The upshot of all this? The man has been charged with attempting to buy sex. But as there is no law against attempting to sell sex, the women have been let off scot free.
Apart from how tawdry the whole scenario is, what's striking is the legal bias. It was not the man who sought out a prostitute - it was the three women who went knocking on hotel room doors looking for the man. And it was the women who attempted a deception for financial gain, with the man being the targeted victim of the deception. And yet it's the man alone who is considered guilty under Swedish laws.
Is this sex equality Swedish style? Can we really say here that men and women are being treated equally under the law?
The second item concerns the extent of lesbianism in Sweden. An online survey of 900 young Swedes has produced an interesting result. According to the survey, the extent of male homosexuality/bisexuality in Sweden is not so high. Only 3% of the men have ever engaged in any kind of same sex activity (a result which accords with other large-scale surveys from other countries).
But 13% of Swedish women claim to have had same sex experiences. That's way above what previous surveys in other countries have shown.
Of course, the survey itself could be flawed and misleading. But if it's accurate, then it raises the question of why a cutting-edge feminist society would produce a higher rate of lesbianism.

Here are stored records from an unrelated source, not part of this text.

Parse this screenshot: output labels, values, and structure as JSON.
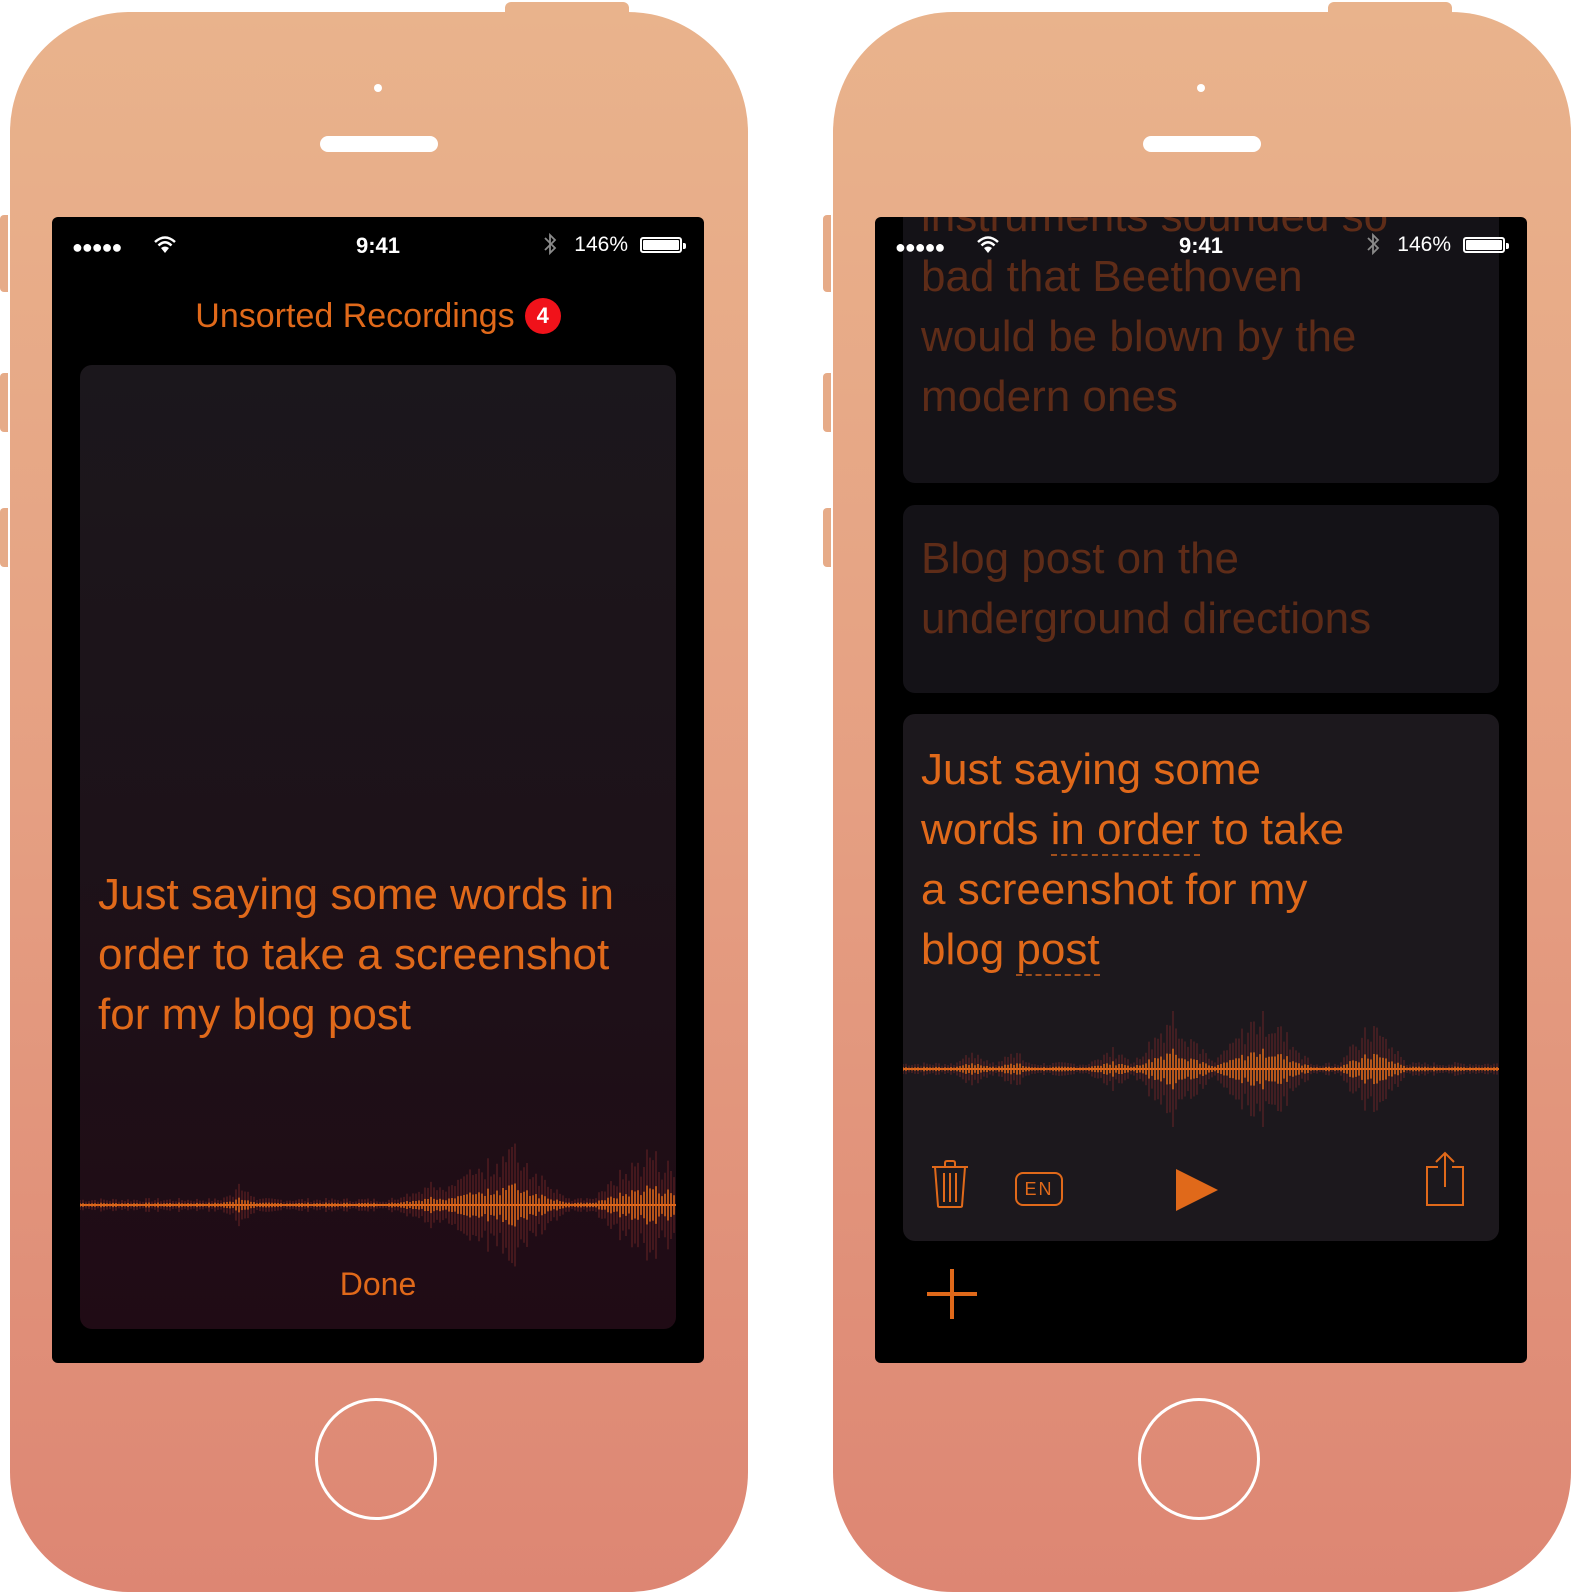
{
  "status_bar": {
    "signal": "●●●●●",
    "wifi_icon": "wifi-icon",
    "time": "9:41",
    "bluetooth_icon": "bluetooth-icon",
    "battery_percent": "146%",
    "battery_level": 1.0
  },
  "left_screen": {
    "title": "Unsorted Recordings",
    "badge_count": "4",
    "transcript": "Just saying some words in order to take a screenshot for my blog post",
    "done_label": "Done"
  },
  "right_screen": {
    "cards": [
      {
        "lines": [
          "instruments sounded so",
          "bad that Beethoven",
          "would be blown by the",
          "modern ones"
        ],
        "state": "faded"
      },
      {
        "lines": [
          "Blog post on the",
          "underground directions"
        ],
        "state": "faded"
      },
      {
        "line1": "Just saying some",
        "line2_pre": "words ",
        "line2_highlight": "in order",
        "line2_post": " to take",
        "line3": "a screenshot for my",
        "line4_pre": "blog ",
        "line4_highlight": "post",
        "state": "active"
      }
    ],
    "toolbar": {
      "delete_icon": "trash-icon",
      "language_label": "EN",
      "play_icon": "play-icon",
      "share_icon": "share-icon"
    },
    "add_icon": "plus-icon"
  },
  "colors": {
    "accent": "#e0691a",
    "faded_text": "#5e2c18",
    "badge": "#f0121a",
    "phone_top": "#e9b38c",
    "phone_bottom": "#dd8673"
  }
}
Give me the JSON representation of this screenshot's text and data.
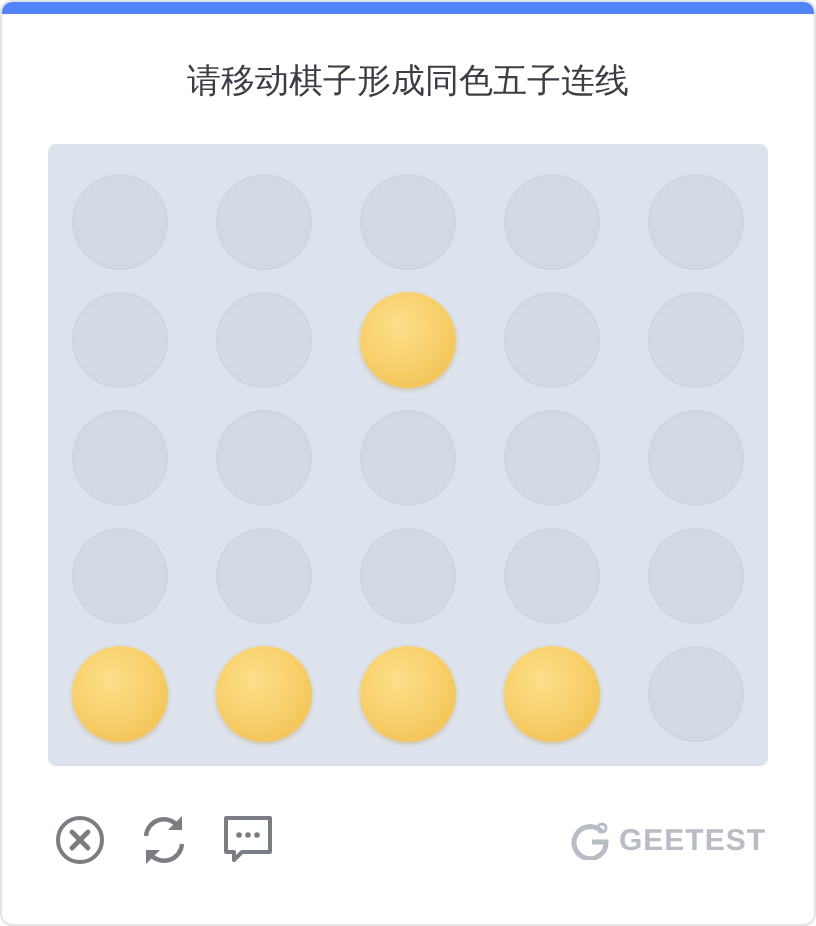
{
  "title": "请移动棋子形成同色五子连线",
  "board": [
    [
      {
        "occupied": false
      },
      {
        "occupied": false
      },
      {
        "occupied": false
      },
      {
        "occupied": false
      },
      {
        "occupied": false
      }
    ],
    [
      {
        "occupied": false
      },
      {
        "occupied": false
      },
      {
        "occupied": true
      },
      {
        "occupied": false
      },
      {
        "occupied": false
      }
    ],
    [
      {
        "occupied": false
      },
      {
        "occupied": false
      },
      {
        "occupied": false
      },
      {
        "occupied": false
      },
      {
        "occupied": false
      }
    ],
    [
      {
        "occupied": false
      },
      {
        "occupied": false
      },
      {
        "occupied": false
      },
      {
        "occupied": false
      },
      {
        "occupied": false
      }
    ],
    [
      {
        "occupied": true
      },
      {
        "occupied": true
      },
      {
        "occupied": true
      },
      {
        "occupied": true
      },
      {
        "occupied": false
      }
    ]
  ],
  "brand": "GEETEST"
}
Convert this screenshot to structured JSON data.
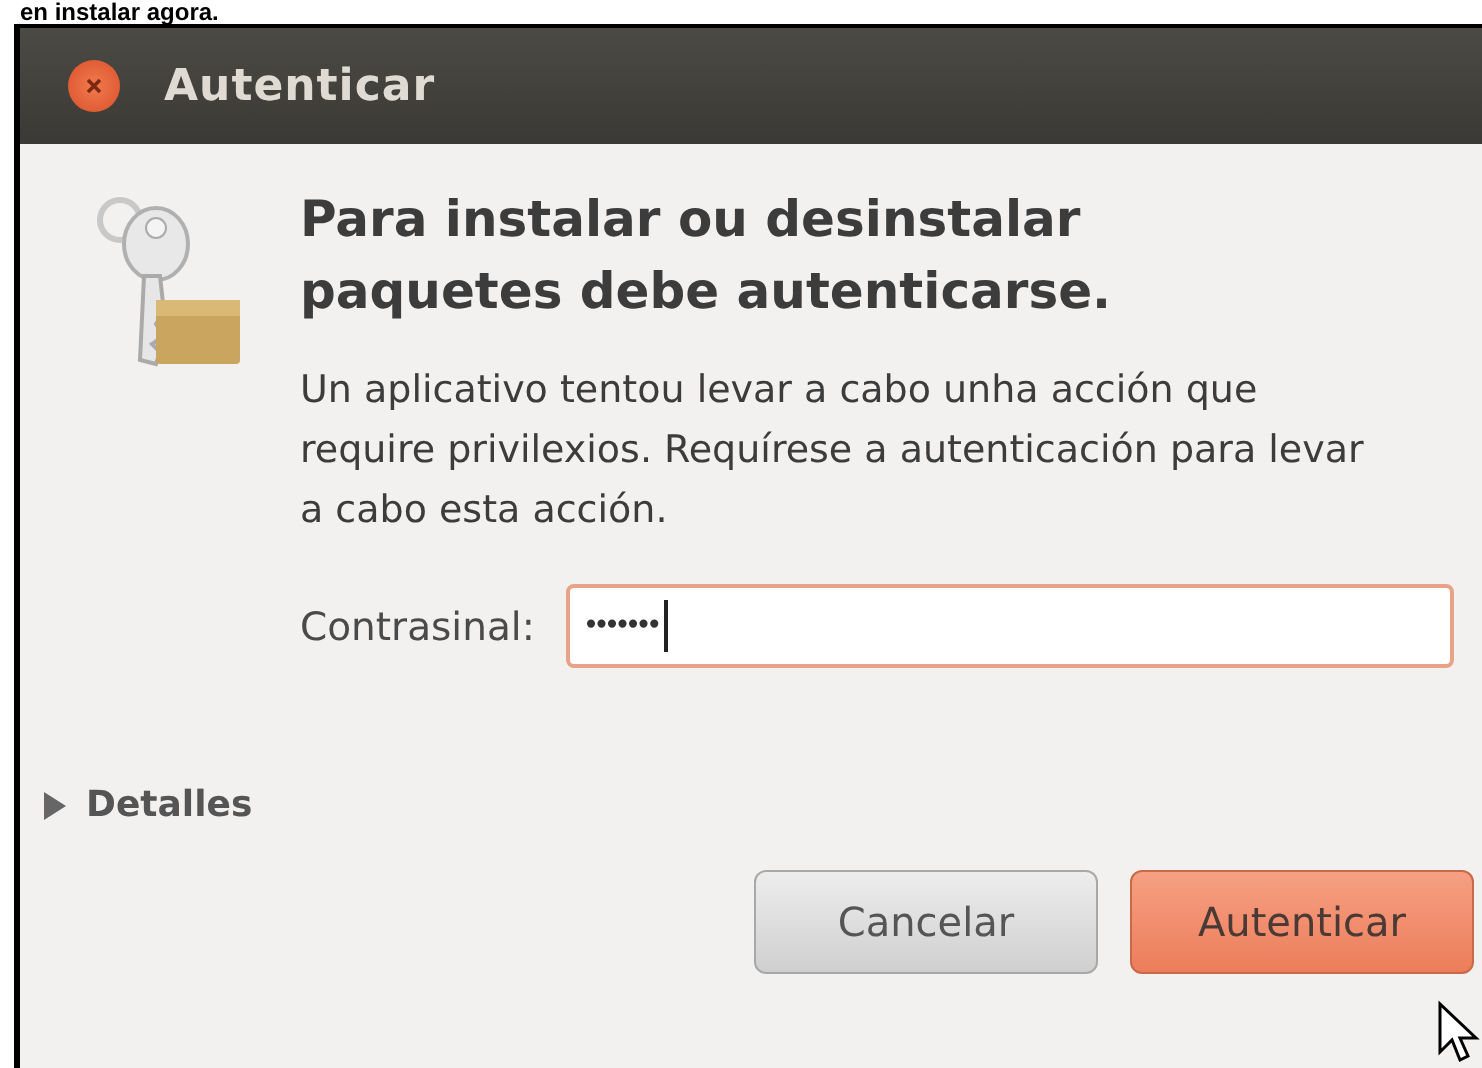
{
  "caption": "en instalar agora.",
  "window": {
    "title": "Autenticar"
  },
  "dialog": {
    "heading": "Para instalar ou desinstalar paquetes debe autenticarse.",
    "message": "Un aplicativo tentou levar a cabo unha acción que require privilexios. Requírese a autenticación para levar a cabo esta acción.",
    "password": {
      "label": "Contrasinal:",
      "value": "•••••••",
      "focused": true
    },
    "details": {
      "label": "Detalles",
      "expanded": false
    },
    "buttons": [
      {
        "label": "Cancelar",
        "kind": "secondary"
      },
      {
        "label": "Autenticar",
        "kind": "primary"
      }
    ]
  }
}
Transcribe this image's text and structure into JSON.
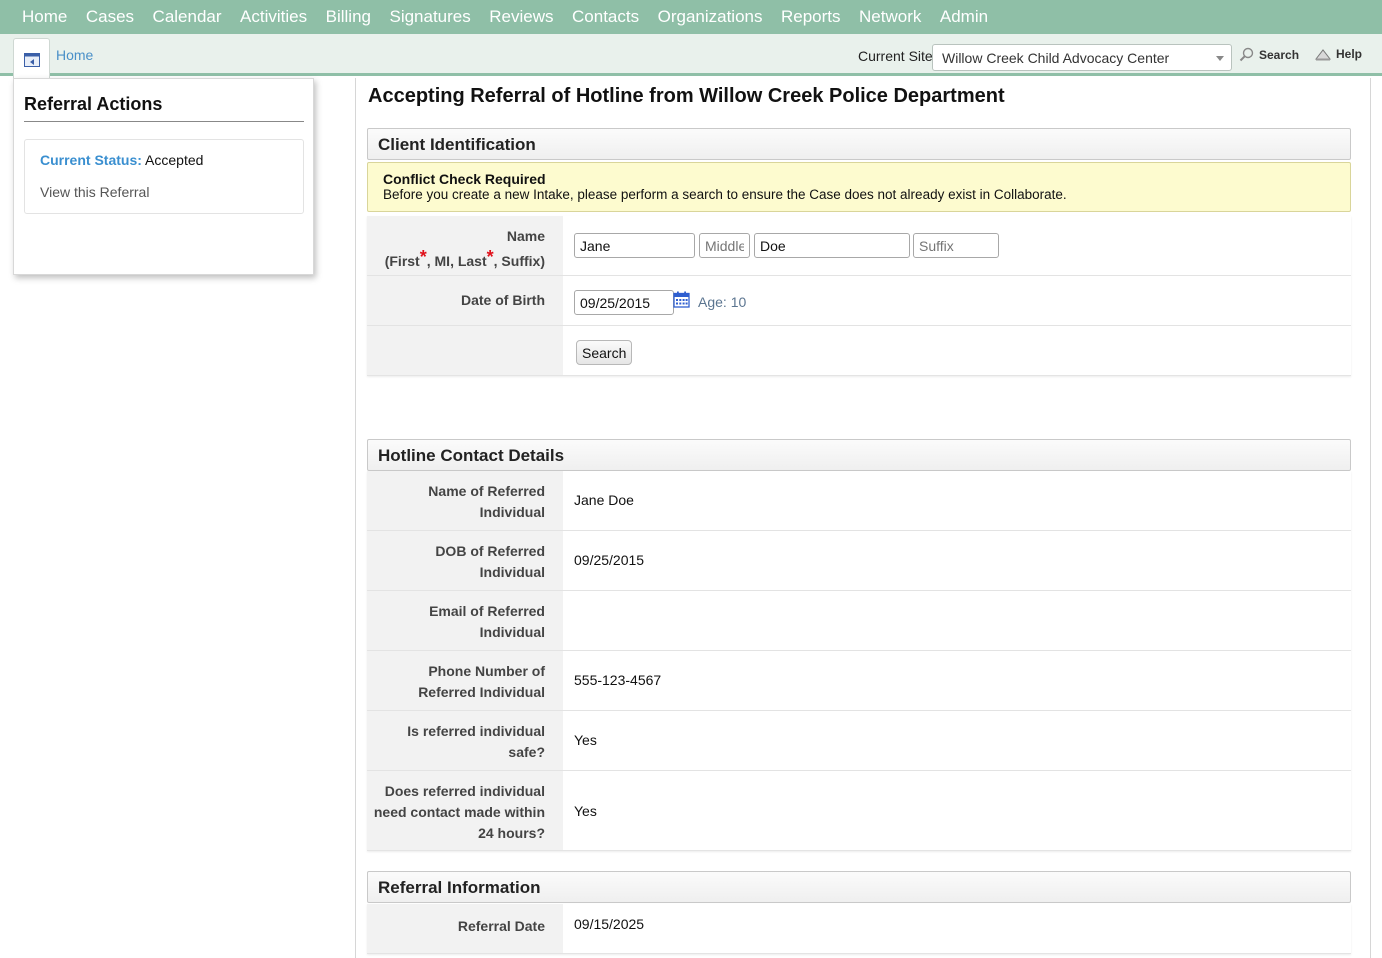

The researchers themselves give a standard liberal answer. Sven-Axel Mansson, a professor of sociology, explained that,
We are seeing a greater openness among young people, particularly among young women. There is an increasing interest in experimenting and pushing boundaries, and a growing resistance to defining oneself as heterosexual, homosexual or bisexual ...
Many [women] no longer wish to be tied in to rigid sexual identities, they want to be open and free as people and as sexual beings. That is my interpretation ...
The assumption here is that we should be autonomous, self-determining beings, which means that we should not be limited or restricted by any particular sexuality, but should instead break norms, taboos and impediments and adopt fluid, open sexual identities. That's just orthodox liberal autonomy theory.
But what else could explain a high rate of lesbianism in Sweden? If individuals identify positively with their own sex, they usually go on to have a heterosexual orientation. In Sweden the female sex role has been cast in very negative terms as an oppressive and artificial construct. So perhaps if women can't identify positively with a feminine sex role, it then becomes more difficult to relate in heterosexual terms (after all, heterosexuality is the attraction between the masculine and the feminine).
That's all speculation on my part. I think the issue is worth considering, though, as Sweden is held up as a model of what the future should be like when it comes to relations between the sexes.